Activity
In the records, find each line where "Advanced" occurs, and copy it.
Supplied entries Start Marker
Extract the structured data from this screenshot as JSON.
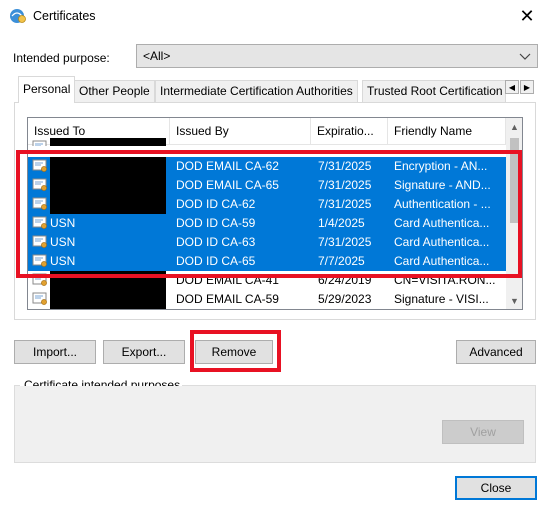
{
  "window": {
    "title": "Certificates",
    "close_glyph": "✕"
  },
  "purpose": {
    "label": "Intended purpose:",
    "value": "<All>"
  },
  "tabs": [
    {
      "label": "Personal"
    },
    {
      "label": "Other People"
    },
    {
      "label": "Intermediate Certification Authorities"
    },
    {
      "label": "Trusted Root Certification"
    }
  ],
  "list": {
    "columns": [
      "Issued To",
      "Issued By",
      "Expiratio...",
      "Friendly Name"
    ],
    "rows": [
      {
        "issued_to": "",
        "issued_by": "",
        "expiration": "",
        "friendly": "",
        "selected": false,
        "redacted": true,
        "partial": true
      },
      {
        "issued_to": "",
        "issued_by": "DOD EMAIL CA-62",
        "expiration": "7/31/2025",
        "friendly": "Encryption - AN...",
        "selected": true,
        "redacted": true
      },
      {
        "issued_to": "",
        "issued_by": "DOD EMAIL CA-65",
        "expiration": "7/31/2025",
        "friendly": "Signature - AND...",
        "selected": true,
        "redacted": true
      },
      {
        "issued_to": "",
        "issued_by": "DOD ID CA-62",
        "expiration": "7/31/2025",
        "friendly": "Authentication - ...",
        "selected": true,
        "redacted": true
      },
      {
        "issued_to": "USN",
        "issued_by": "DOD ID CA-59",
        "expiration": "1/4/2025",
        "friendly": "Card Authentica...",
        "selected": true,
        "redacted": false
      },
      {
        "issued_to": "USN",
        "issued_by": "DOD ID CA-63",
        "expiration": "7/31/2025",
        "friendly": "Card Authentica...",
        "selected": true,
        "redacted": false
      },
      {
        "issued_to": "USN",
        "issued_by": "DOD ID CA-65",
        "expiration": "7/7/2025",
        "friendly": "Card Authentica...",
        "selected": true,
        "redacted": false
      },
      {
        "issued_to": "",
        "issued_by": "DOD EMAIL CA-41",
        "expiration": "6/24/2019",
        "friendly": "CN=VISITA.RON...",
        "selected": false,
        "redacted": true
      },
      {
        "issued_to": "",
        "issued_by": "DOD EMAIL CA-59",
        "expiration": "5/29/2023",
        "friendly": "Signature - VISI...",
        "selected": false,
        "redacted": true
      }
    ]
  },
  "buttons": {
    "import": "Import...",
    "export": "Export...",
    "remove": "Remove",
    "advanced": "Advanced",
    "view": "View",
    "close": "Close"
  },
  "purposes_group": {
    "title": "Certificate intended purposes"
  },
  "icons": {
    "window": "certificate-window-icon",
    "cert": "certificate-icon",
    "dropdown": "chevron-down-icon",
    "scroll_left": "scroll-left-icon",
    "scroll_right": "scroll-right-icon",
    "scroll_up": "scroll-up-icon",
    "scroll_down": "scroll-down-icon"
  },
  "colors": {
    "selection": "#0078d7",
    "highlight": "#e81123",
    "redaction": "#000000"
  }
}
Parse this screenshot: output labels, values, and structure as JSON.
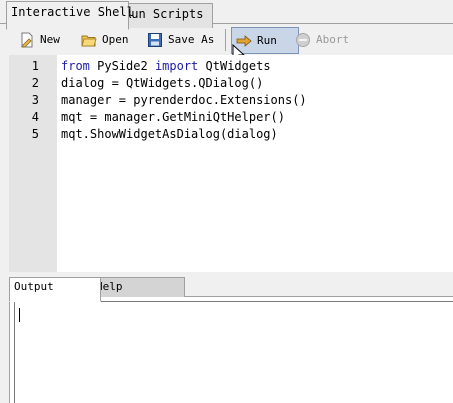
{
  "tabs": [
    {
      "label": "Interactive Shell",
      "active": true
    },
    {
      "label": "Run Scripts",
      "active": false
    }
  ],
  "toolbar": {
    "new_label": "New",
    "open_label": "Open",
    "save_as_label": "Save As",
    "run_label": "Run",
    "abort_label": "Abort",
    "icons": {
      "new": "new-file-icon",
      "open": "open-folder-icon",
      "save_as": "save-disk-icon",
      "run": "run-arrow-icon",
      "abort": "abort-icon"
    }
  },
  "editor": {
    "lines": [
      {
        "number": "1",
        "segments": [
          {
            "text": "from",
            "kw": true
          },
          {
            "text": " PySide2 ",
            "kw": false
          },
          {
            "text": "import",
            "kw": true
          },
          {
            "text": " QtWidgets",
            "kw": false
          }
        ]
      },
      {
        "number": "2",
        "segments": [
          {
            "text": "dialog = QtWidgets.QDialog()",
            "kw": false
          }
        ]
      },
      {
        "number": "3",
        "segments": [
          {
            "text": "manager = pyrenderdoc.Extensions()",
            "kw": false
          }
        ]
      },
      {
        "number": "4",
        "segments": [
          {
            "text": "mqt = manager.GetMiniQtHelper()",
            "kw": false
          }
        ]
      },
      {
        "number": "5",
        "segments": [
          {
            "text": "mqt.ShowWidgetAsDialog(dialog)",
            "kw": false
          }
        ]
      }
    ]
  },
  "bottom_tabs": [
    {
      "label": "Output",
      "active": true
    },
    {
      "label": "Help",
      "active": false
    }
  ],
  "output": {
    "text": ""
  },
  "colors": {
    "keyword": "#1c1ca8",
    "run_button_bg": "#c9d6e8",
    "gutter": "#e4e4e4"
  }
}
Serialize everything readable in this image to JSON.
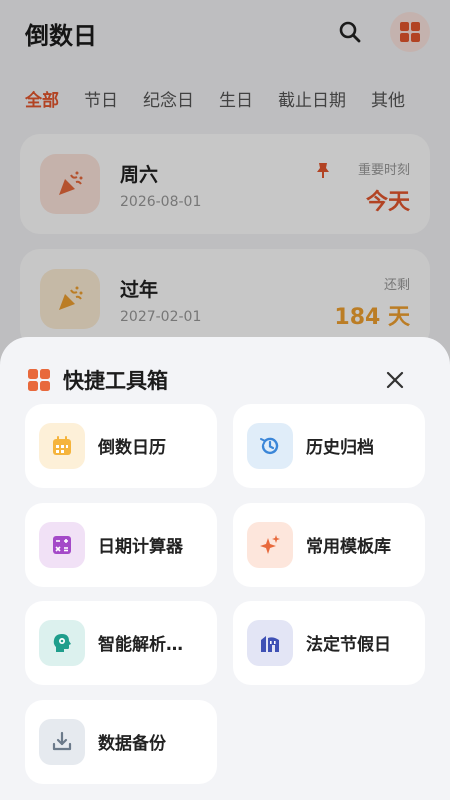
{
  "app": {
    "title": "倒数日"
  },
  "tabs": [
    "全部",
    "节日",
    "纪念日",
    "生日",
    "截止日期",
    "其他"
  ],
  "cards": [
    {
      "title": "周六",
      "date": "2026-08-01",
      "label": "重要时刻",
      "value": "今天",
      "pinned": true
    },
    {
      "title": "过年",
      "date": "2027-02-01",
      "label": "还剩",
      "value": "184 天",
      "pinned": false
    }
  ],
  "sheet": {
    "title": "快捷工具箱",
    "tools": [
      {
        "label": "倒数日历",
        "icon": "calendar-icon",
        "color": "#f5b43c",
        "bg": "#fdf0d8"
      },
      {
        "label": "历史归档",
        "icon": "history-icon",
        "color": "#3b86d8",
        "bg": "#e0edf9"
      },
      {
        "label": "日期计算器",
        "icon": "calculator-icon",
        "color": "#a44ac8",
        "bg": "#f1e1f6"
      },
      {
        "label": "常用模板库",
        "icon": "sparkle-icon",
        "color": "#e8693c",
        "bg": "#fde6dc"
      },
      {
        "label": "智能解析…",
        "icon": "ai-head-icon",
        "color": "#1f9e8c",
        "bg": "#dcf1ee"
      },
      {
        "label": "法定节假日",
        "icon": "building-icon",
        "color": "#3f51b5",
        "bg": "#e3e5f5"
      },
      {
        "label": "数据备份",
        "icon": "download-icon",
        "color": "#6b7a8a",
        "bg": "#e6eaef"
      }
    ]
  },
  "colors": {
    "accent": "#e4572e",
    "orange": "#f0a030"
  }
}
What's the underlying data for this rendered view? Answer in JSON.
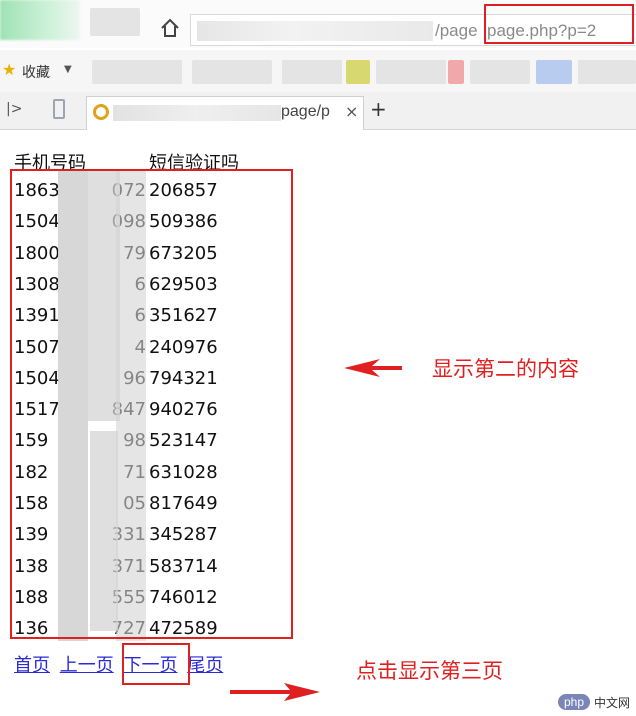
{
  "browser": {
    "address_path": "/page",
    "address_param": "page.php?p=2",
    "favorites_label": "收藏",
    "tab_title": "page/p",
    "new_tab_symbol": "+",
    "close_symbol": "×"
  },
  "table": {
    "headers": [
      "手机号码",
      "短信验证吗"
    ],
    "rows": [
      {
        "phone": "1863",
        "phone_tail": "072",
        "code": "206857"
      },
      {
        "phone": "1504",
        "phone_tail": "098",
        "code": "509386"
      },
      {
        "phone": "1800",
        "phone_tail": "79",
        "code": "673205"
      },
      {
        "phone": "1308",
        "phone_tail": "6",
        "code": "629503"
      },
      {
        "phone": "1391",
        "phone_tail": "6",
        "code": "351627"
      },
      {
        "phone": "1507",
        "phone_tail": "4",
        "code": "240976"
      },
      {
        "phone": "1504",
        "phone_tail": "96",
        "code": "794321"
      },
      {
        "phone": "1517",
        "phone_tail": "847",
        "code": "940276"
      },
      {
        "phone": "159",
        "phone_tail": "98",
        "code": "523147"
      },
      {
        "phone": "182",
        "phone_tail": "71",
        "code": "631028"
      },
      {
        "phone": "158",
        "phone_tail": "05",
        "code": "817649"
      },
      {
        "phone": "139",
        "phone_tail": "331",
        "code": "345287"
      },
      {
        "phone": "138",
        "phone_tail": "371",
        "code": "583714"
      },
      {
        "phone": "188",
        "phone_tail": "555",
        "code": "746012"
      },
      {
        "phone": "136",
        "phone_tail": "727",
        "code": "472589"
      }
    ]
  },
  "pager": {
    "first": "首页",
    "prev": "上一页",
    "next": "下一页",
    "last": "尾页"
  },
  "annotations": {
    "content_note": "显示第二的内容",
    "click_note": "点击显示第三页"
  },
  "watermark": {
    "php": "php",
    "cn": "中文网"
  },
  "colors": {
    "annotation_red": "#e02020",
    "link_blue": "#2b2bd8"
  }
}
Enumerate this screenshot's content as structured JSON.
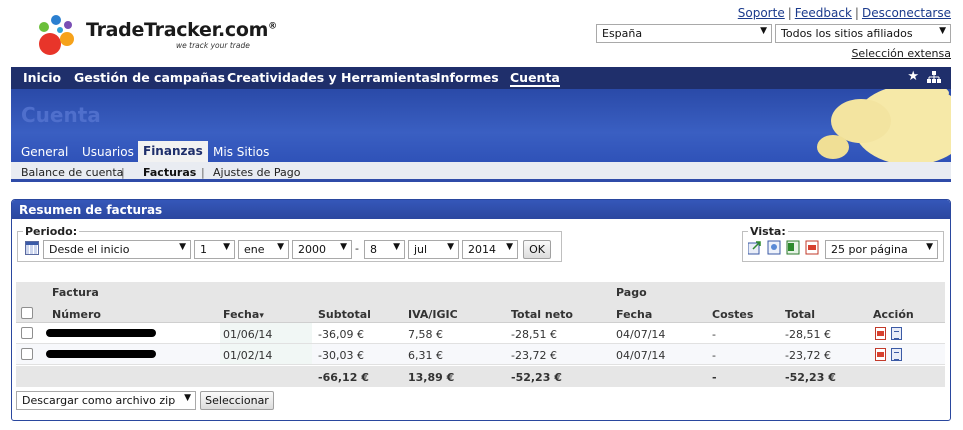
{
  "header": {
    "brand": "TradeTracker.com",
    "brand_mark": "®",
    "tagline": "we track your trade",
    "links": [
      "Soporte",
      "Feedback",
      "Desconectarse"
    ],
    "country_select": "España",
    "sites_select": "Todos los sitios afiliados",
    "extended_selection": "Selección extensa"
  },
  "nav": {
    "items": [
      "Inicio",
      "Gestión de campañas",
      "Creatividades y Herramientas",
      "Informes",
      "Cuenta"
    ],
    "active": "Cuenta"
  },
  "banner": {
    "title": "Cuenta",
    "tabs": [
      "General",
      "Usuarios",
      "Finanzas",
      "Mis Sitios"
    ],
    "active_tab": "Finanzas"
  },
  "subnav": {
    "items": [
      "Balance de cuenta",
      "Facturas",
      "Ajustes de Pago"
    ],
    "active": "Facturas"
  },
  "panel": {
    "title": "Resumen de facturas",
    "periodo": {
      "label": "Periodo:",
      "range": "Desde el inicio",
      "from_day": "1",
      "from_month": "ene",
      "from_year": "2000",
      "dash": "-",
      "to_day": "8",
      "to_month": "jul",
      "to_year": "2014",
      "ok": "OK"
    },
    "vista": {
      "label": "Vista:",
      "per_page": "25 por página"
    },
    "table": {
      "groups": {
        "factura": "Factura",
        "pago": "Pago"
      },
      "columns": [
        "Número",
        "Fecha",
        "Subtotal",
        "IVA/IGIC",
        "Total neto",
        "Fecha",
        "Costes",
        "Total",
        "Acción"
      ],
      "sort_indicator": "▾",
      "rows": [
        {
          "fecha": "01/06/14",
          "subtotal": "-36,09 €",
          "iva": "7,58 €",
          "total_neto": "-28,51 €",
          "pago_fecha": "04/07/14",
          "costes": "-",
          "total": "-28,51 €"
        },
        {
          "fecha": "01/02/14",
          "subtotal": "-30,03 €",
          "iva": "6,31 €",
          "total_neto": "-23,72 €",
          "pago_fecha": "04/07/14",
          "costes": "-",
          "total": "-23,72 €"
        }
      ],
      "totals": {
        "subtotal": "-66,12 €",
        "iva": "13,89 €",
        "total_neto": "-52,23 €",
        "costes": "-",
        "total": "-52,23 €"
      }
    },
    "bulk": {
      "action": "Descargar como archivo zip",
      "button": "Seleccionar"
    }
  },
  "colors": {
    "nav_bg": "#1f2f6b",
    "banner_bg": "#3a5fc2",
    "panel_head": "#2b479f",
    "link": "#1a3a8c"
  }
}
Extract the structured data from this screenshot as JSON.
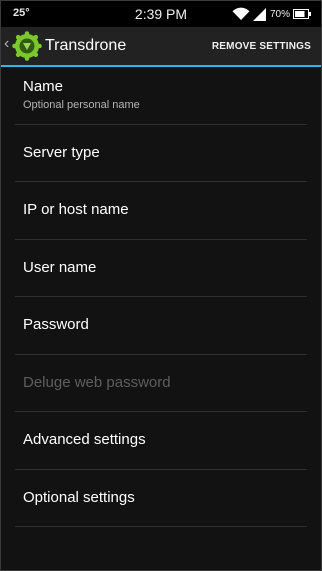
{
  "status_bar": {
    "temperature": "25°",
    "time": "2:39 PM",
    "battery_percent": "70%",
    "icons": [
      "wifi-icon",
      "signal-icon",
      "battery-icon"
    ]
  },
  "action_bar": {
    "title": "Transdrone",
    "remove_settings_label": "REMOVE SETTINGS",
    "accent_color": "#33b5e5",
    "icons": [
      "up-caret-icon",
      "transdrone-app-icon"
    ]
  },
  "settings": {
    "items": [
      {
        "label": "Name",
        "summary": "Optional personal name",
        "enabled": true
      },
      {
        "label": "Server type",
        "enabled": true
      },
      {
        "label": "IP or host name",
        "enabled": true
      },
      {
        "label": "User name",
        "enabled": true
      },
      {
        "label": "Password",
        "enabled": true
      },
      {
        "label": "Deluge web password",
        "enabled": false
      },
      {
        "label": "Advanced settings",
        "enabled": true
      },
      {
        "label": "Optional settings",
        "enabled": true
      }
    ]
  }
}
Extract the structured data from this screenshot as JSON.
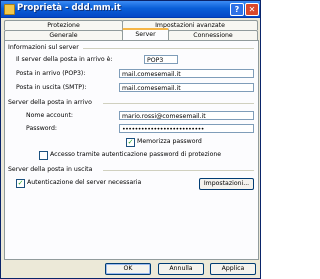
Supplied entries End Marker
Expected answer
    "advanced": "Advanced",
        "label": "Advanced settings",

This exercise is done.